Task requirements: Find the word "true" in the listing; pull out each line holding it.

Dataset extract:
▼▼▼
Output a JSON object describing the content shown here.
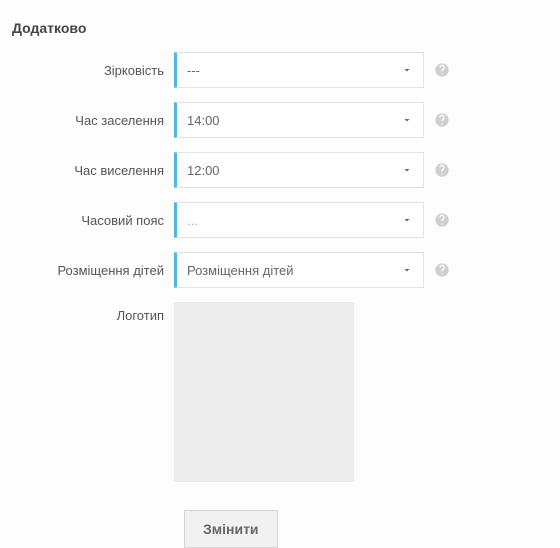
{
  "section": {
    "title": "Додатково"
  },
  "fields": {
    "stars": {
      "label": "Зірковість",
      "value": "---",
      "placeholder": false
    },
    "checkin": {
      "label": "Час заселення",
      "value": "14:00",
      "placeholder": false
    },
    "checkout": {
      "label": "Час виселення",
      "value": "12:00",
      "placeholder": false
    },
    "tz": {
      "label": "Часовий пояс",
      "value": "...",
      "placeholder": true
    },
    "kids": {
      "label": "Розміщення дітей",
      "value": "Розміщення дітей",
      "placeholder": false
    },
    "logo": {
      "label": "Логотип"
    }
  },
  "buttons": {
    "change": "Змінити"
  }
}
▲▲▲
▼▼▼
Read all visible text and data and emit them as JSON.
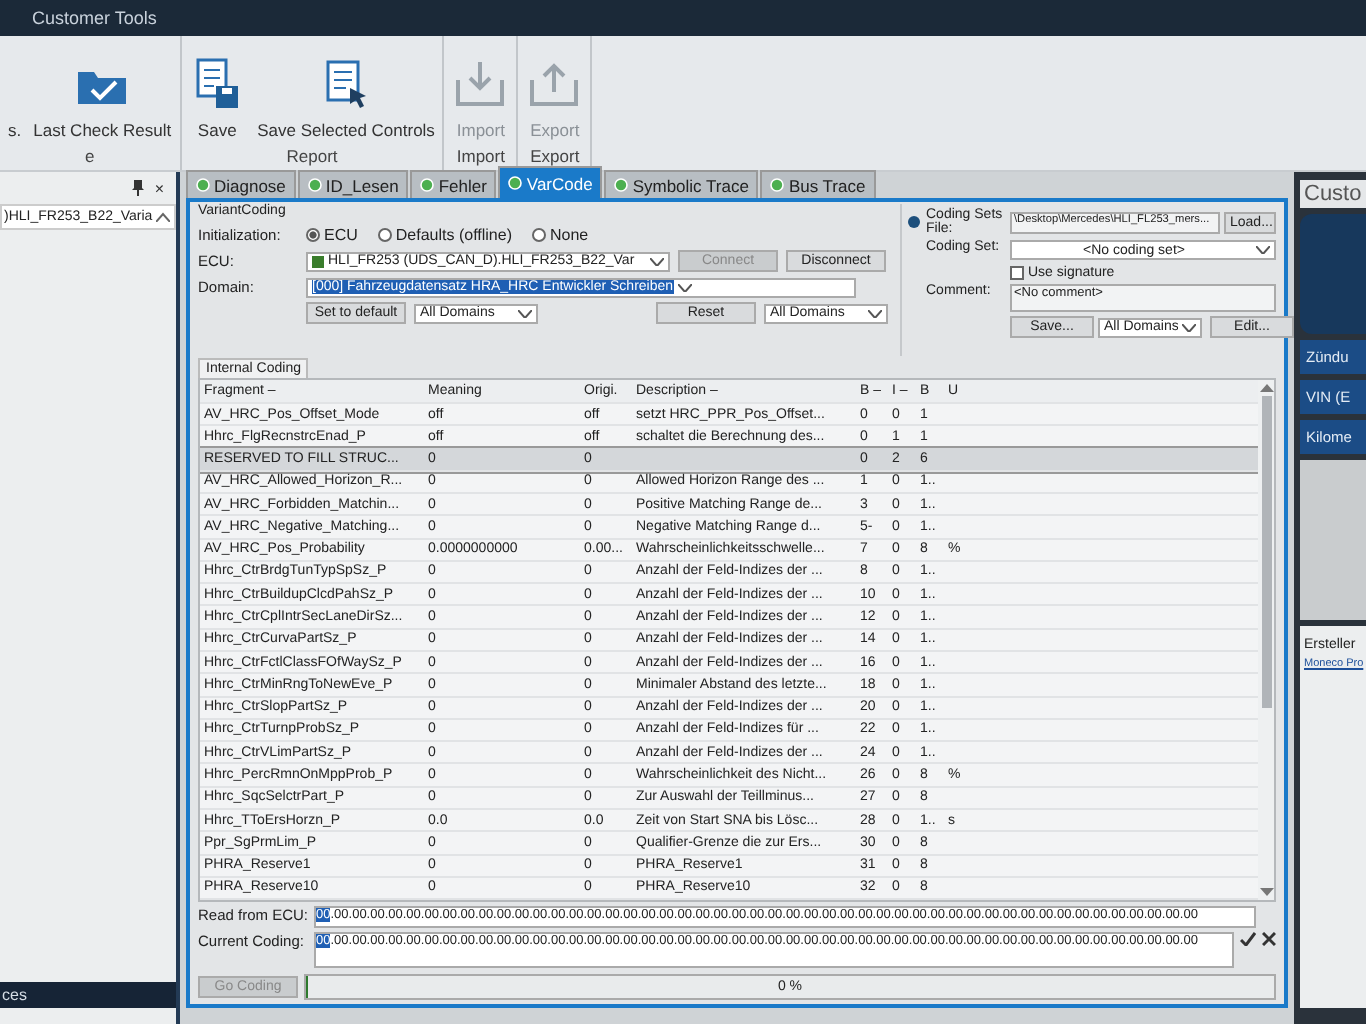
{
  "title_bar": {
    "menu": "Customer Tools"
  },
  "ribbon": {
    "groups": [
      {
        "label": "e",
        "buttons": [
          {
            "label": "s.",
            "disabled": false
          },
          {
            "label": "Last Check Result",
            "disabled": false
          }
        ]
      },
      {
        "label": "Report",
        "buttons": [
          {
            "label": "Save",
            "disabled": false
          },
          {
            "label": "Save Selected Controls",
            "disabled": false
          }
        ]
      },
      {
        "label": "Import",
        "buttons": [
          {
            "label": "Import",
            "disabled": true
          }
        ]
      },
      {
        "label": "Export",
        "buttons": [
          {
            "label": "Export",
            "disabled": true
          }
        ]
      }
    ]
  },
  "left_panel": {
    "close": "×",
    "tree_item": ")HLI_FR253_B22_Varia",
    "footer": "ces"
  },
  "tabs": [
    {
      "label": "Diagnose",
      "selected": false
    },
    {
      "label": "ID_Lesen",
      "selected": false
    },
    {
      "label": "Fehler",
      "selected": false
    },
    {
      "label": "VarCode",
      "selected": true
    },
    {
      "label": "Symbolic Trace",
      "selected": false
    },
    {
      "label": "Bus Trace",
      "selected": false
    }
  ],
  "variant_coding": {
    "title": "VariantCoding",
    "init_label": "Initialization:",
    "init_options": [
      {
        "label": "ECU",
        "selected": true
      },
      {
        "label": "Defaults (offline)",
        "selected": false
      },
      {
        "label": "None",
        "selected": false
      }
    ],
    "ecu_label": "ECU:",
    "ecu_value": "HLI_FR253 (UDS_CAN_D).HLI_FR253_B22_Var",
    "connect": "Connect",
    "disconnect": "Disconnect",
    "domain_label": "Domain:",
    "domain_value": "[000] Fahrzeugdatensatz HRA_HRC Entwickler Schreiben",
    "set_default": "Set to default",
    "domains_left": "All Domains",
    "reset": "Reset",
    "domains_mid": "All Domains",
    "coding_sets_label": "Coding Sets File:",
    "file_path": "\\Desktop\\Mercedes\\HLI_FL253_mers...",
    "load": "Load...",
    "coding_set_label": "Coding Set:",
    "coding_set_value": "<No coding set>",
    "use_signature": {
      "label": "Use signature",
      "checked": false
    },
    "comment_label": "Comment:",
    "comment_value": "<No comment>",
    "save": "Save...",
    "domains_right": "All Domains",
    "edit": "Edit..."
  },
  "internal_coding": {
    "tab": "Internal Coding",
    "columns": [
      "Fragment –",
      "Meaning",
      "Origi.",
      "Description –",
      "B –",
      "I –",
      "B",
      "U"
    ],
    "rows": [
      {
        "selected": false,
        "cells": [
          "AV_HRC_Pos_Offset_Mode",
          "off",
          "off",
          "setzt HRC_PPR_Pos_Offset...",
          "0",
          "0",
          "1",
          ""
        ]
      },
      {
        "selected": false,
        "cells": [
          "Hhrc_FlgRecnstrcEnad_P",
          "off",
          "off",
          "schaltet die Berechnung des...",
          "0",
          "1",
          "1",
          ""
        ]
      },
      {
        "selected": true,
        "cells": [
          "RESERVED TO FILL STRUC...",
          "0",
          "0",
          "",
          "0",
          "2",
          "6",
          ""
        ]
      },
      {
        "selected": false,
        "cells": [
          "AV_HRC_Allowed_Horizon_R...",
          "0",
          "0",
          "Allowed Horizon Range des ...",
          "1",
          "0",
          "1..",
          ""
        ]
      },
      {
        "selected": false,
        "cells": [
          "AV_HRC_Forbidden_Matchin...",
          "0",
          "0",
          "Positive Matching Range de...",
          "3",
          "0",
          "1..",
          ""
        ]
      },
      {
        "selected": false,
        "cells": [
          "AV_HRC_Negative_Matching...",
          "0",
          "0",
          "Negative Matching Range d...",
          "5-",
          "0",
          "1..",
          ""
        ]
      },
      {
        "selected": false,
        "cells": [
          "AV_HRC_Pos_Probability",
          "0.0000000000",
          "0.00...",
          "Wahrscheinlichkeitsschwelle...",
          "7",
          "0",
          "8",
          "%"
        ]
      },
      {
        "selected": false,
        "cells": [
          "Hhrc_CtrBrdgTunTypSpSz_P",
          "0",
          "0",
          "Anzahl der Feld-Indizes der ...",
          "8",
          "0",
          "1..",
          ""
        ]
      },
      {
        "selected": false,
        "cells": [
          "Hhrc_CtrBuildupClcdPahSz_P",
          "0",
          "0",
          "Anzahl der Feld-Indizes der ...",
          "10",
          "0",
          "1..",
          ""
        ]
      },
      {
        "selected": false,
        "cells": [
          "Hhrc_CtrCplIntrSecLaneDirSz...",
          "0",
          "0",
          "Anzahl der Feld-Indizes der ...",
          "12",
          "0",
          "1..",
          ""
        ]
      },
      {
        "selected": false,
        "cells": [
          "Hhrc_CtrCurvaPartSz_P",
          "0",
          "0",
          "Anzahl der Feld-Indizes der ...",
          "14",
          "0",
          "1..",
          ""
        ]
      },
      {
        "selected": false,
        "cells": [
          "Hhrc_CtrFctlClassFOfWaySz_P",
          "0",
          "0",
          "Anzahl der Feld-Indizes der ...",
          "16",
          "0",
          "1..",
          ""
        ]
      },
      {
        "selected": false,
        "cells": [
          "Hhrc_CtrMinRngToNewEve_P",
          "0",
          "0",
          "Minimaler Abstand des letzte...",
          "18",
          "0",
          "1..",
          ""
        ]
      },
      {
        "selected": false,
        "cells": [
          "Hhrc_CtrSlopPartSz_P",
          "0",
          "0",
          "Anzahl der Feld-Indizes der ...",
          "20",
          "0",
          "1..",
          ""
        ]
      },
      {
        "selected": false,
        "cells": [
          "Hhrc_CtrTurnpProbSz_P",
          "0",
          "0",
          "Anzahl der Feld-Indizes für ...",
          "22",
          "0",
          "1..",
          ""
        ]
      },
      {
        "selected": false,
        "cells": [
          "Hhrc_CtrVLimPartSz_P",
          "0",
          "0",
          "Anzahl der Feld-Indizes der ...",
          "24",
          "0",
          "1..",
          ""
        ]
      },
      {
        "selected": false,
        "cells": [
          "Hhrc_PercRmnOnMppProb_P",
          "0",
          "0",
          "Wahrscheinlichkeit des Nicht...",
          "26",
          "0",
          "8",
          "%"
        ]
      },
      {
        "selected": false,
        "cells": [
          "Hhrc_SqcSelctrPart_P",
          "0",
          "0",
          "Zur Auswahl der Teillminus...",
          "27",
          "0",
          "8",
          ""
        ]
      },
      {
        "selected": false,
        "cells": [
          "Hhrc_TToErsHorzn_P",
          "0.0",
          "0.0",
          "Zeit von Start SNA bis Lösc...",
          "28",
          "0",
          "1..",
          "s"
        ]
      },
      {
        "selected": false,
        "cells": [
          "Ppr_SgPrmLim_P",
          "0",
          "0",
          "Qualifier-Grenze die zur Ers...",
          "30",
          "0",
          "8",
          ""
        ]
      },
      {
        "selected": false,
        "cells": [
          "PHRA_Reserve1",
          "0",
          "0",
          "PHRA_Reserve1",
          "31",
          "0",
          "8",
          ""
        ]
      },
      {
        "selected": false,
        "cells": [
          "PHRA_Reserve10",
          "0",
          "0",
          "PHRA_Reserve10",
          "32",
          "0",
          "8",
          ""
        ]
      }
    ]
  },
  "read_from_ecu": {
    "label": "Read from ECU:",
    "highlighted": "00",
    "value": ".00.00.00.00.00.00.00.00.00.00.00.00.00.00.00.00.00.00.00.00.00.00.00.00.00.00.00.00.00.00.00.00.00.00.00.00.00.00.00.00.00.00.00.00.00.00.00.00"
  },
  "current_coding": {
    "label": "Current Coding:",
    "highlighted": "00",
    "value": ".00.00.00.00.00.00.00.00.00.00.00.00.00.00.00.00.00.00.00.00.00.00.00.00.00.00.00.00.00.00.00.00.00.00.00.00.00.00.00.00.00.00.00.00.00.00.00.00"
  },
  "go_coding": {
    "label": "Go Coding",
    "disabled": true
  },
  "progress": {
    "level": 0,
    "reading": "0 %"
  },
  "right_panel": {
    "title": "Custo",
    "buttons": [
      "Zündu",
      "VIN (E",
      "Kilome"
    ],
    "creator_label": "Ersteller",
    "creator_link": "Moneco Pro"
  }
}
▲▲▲
Solution to this problem:
      "placeholder": true
            "disabled": true
            "disabled": true
      "selected": true
        "selected": true
        "selected": true,
    "disabled": true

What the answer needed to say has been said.